Exercise requirements. Using the records below, count the lines with "refresh" in them. Give the number only.

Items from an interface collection
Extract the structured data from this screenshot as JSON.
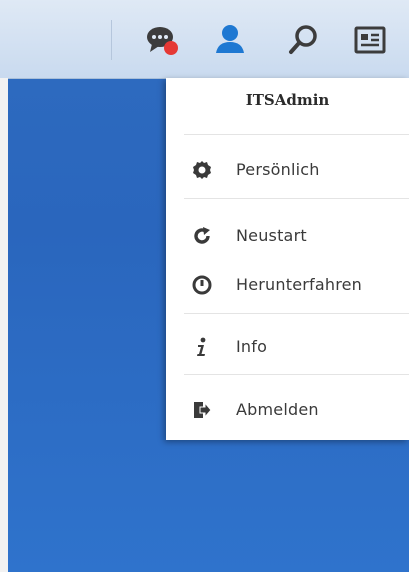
{
  "taskbar": {
    "icons": [
      "chat-notification-icon",
      "user-icon",
      "search-icon",
      "widgets-icon"
    ],
    "notification_color": "#e53935",
    "user_color": "#1e78d2"
  },
  "user_menu": {
    "username": "ITSAdmin",
    "items": [
      {
        "label": "Persönlich",
        "icon": "gear-icon"
      },
      {
        "label": "Neustart",
        "icon": "restart-icon"
      },
      {
        "label": "Herunterfahren",
        "icon": "power-icon"
      },
      {
        "label": "Info",
        "icon": "info-icon"
      },
      {
        "label": "Abmelden",
        "icon": "logout-icon"
      }
    ]
  }
}
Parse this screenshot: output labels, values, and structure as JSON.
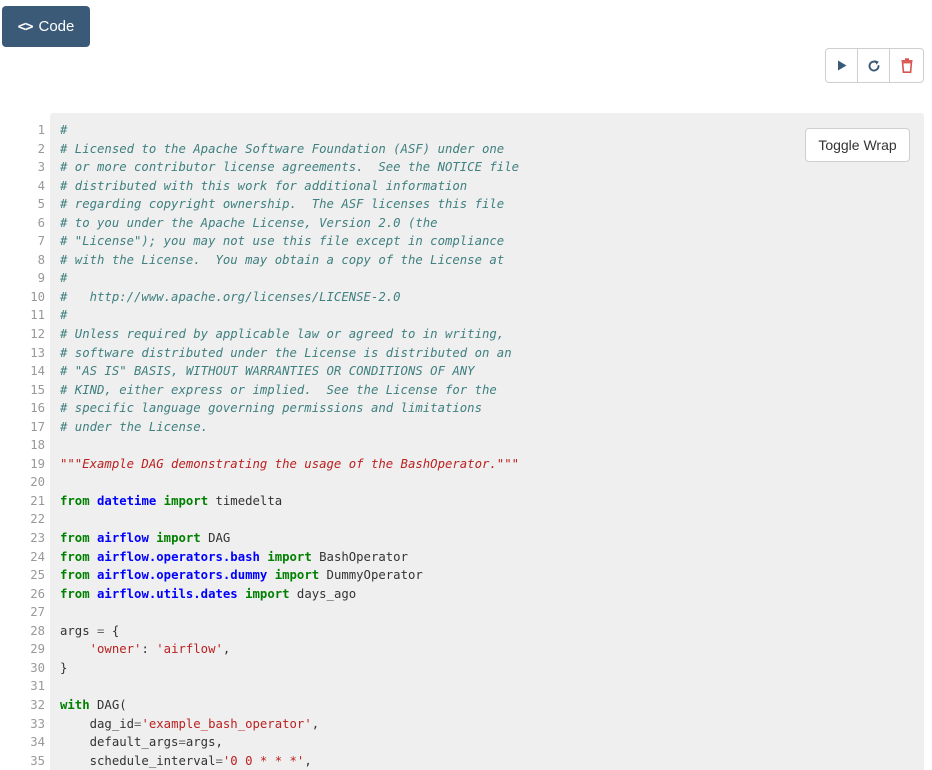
{
  "header": {
    "code_tab": {
      "icon": "code-brackets-icon",
      "label": "Code"
    }
  },
  "toolbar": {
    "buttons": [
      {
        "name": "run-button",
        "icon": "play-icon"
      },
      {
        "name": "refresh-button",
        "icon": "refresh-icon"
      },
      {
        "name": "delete-button",
        "icon": "trash-icon"
      }
    ]
  },
  "code_view": {
    "toggle_wrap_label": "Toggle Wrap",
    "colors": {
      "comment": "#408080",
      "string": "#ba2121",
      "keyword": "#008000",
      "module": "#0000ff",
      "background": "#efefef"
    },
    "lines": [
      [
        [
          "c",
          "#"
        ]
      ],
      [
        [
          "c",
          "# Licensed to the Apache Software Foundation (ASF) under one"
        ]
      ],
      [
        [
          "c",
          "# or more contributor license agreements.  See the NOTICE file"
        ]
      ],
      [
        [
          "c",
          "# distributed with this work for additional information"
        ]
      ],
      [
        [
          "c",
          "# regarding copyright ownership.  The ASF licenses this file"
        ]
      ],
      [
        [
          "c",
          "# to you under the Apache License, Version 2.0 (the"
        ]
      ],
      [
        [
          "c",
          "# \"License\"); you may not use this file except in compliance"
        ]
      ],
      [
        [
          "c",
          "# with the License.  You may obtain a copy of the License at"
        ]
      ],
      [
        [
          "c",
          "#"
        ]
      ],
      [
        [
          "c",
          "#   http://www.apache.org/licenses/LICENSE-2.0"
        ]
      ],
      [
        [
          "c",
          "#"
        ]
      ],
      [
        [
          "c",
          "# Unless required by applicable law or agreed to in writing,"
        ]
      ],
      [
        [
          "c",
          "# software distributed under the License is distributed on an"
        ]
      ],
      [
        [
          "c",
          "# \"AS IS\" BASIS, WITHOUT WARRANTIES OR CONDITIONS OF ANY"
        ]
      ],
      [
        [
          "c",
          "# KIND, either express or implied.  See the License for the"
        ]
      ],
      [
        [
          "c",
          "# specific language governing permissions and limitations"
        ]
      ],
      [
        [
          "c",
          "# under the License."
        ]
      ],
      [],
      [
        [
          "sd",
          "\"\"\"Example DAG demonstrating the usage of the BashOperator.\"\"\""
        ]
      ],
      [],
      [
        [
          "k",
          "from"
        ],
        [
          "n",
          " "
        ],
        [
          "nn",
          "datetime"
        ],
        [
          "n",
          " "
        ],
        [
          "k",
          "import"
        ],
        [
          "n",
          " timedelta"
        ]
      ],
      [],
      [
        [
          "k",
          "from"
        ],
        [
          "n",
          " "
        ],
        [
          "nn",
          "airflow"
        ],
        [
          "n",
          " "
        ],
        [
          "k",
          "import"
        ],
        [
          "n",
          " DAG"
        ]
      ],
      [
        [
          "k",
          "from"
        ],
        [
          "n",
          " "
        ],
        [
          "nn",
          "airflow.operators.bash"
        ],
        [
          "n",
          " "
        ],
        [
          "k",
          "import"
        ],
        [
          "n",
          " BashOperator"
        ]
      ],
      [
        [
          "k",
          "from"
        ],
        [
          "n",
          " "
        ],
        [
          "nn",
          "airflow.operators.dummy"
        ],
        [
          "n",
          " "
        ],
        [
          "k",
          "import"
        ],
        [
          "n",
          " DummyOperator"
        ]
      ],
      [
        [
          "k",
          "from"
        ],
        [
          "n",
          " "
        ],
        [
          "nn",
          "airflow.utils.dates"
        ],
        [
          "n",
          " "
        ],
        [
          "k",
          "import"
        ],
        [
          "n",
          " days_ago"
        ]
      ],
      [],
      [
        [
          "n",
          "args "
        ],
        [
          "o",
          "="
        ],
        [
          "n",
          " {"
        ]
      ],
      [
        [
          "n",
          "    "
        ],
        [
          "s",
          "'owner'"
        ],
        [
          "n",
          ": "
        ],
        [
          "s",
          "'airflow'"
        ],
        [
          "n",
          ","
        ]
      ],
      [
        [
          "n",
          "}"
        ]
      ],
      [],
      [
        [
          "k",
          "with"
        ],
        [
          "n",
          " DAG("
        ]
      ],
      [
        [
          "n",
          "    dag_id"
        ],
        [
          "o",
          "="
        ],
        [
          "s",
          "'example_bash_operator'"
        ],
        [
          "n",
          ","
        ]
      ],
      [
        [
          "n",
          "    default_args"
        ],
        [
          "o",
          "="
        ],
        [
          "n",
          "args,"
        ]
      ],
      [
        [
          "n",
          "    schedule_interval"
        ],
        [
          "o",
          "="
        ],
        [
          "s",
          "'0 0 * * *'"
        ],
        [
          "n",
          ","
        ]
      ]
    ]
  }
}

Result. 2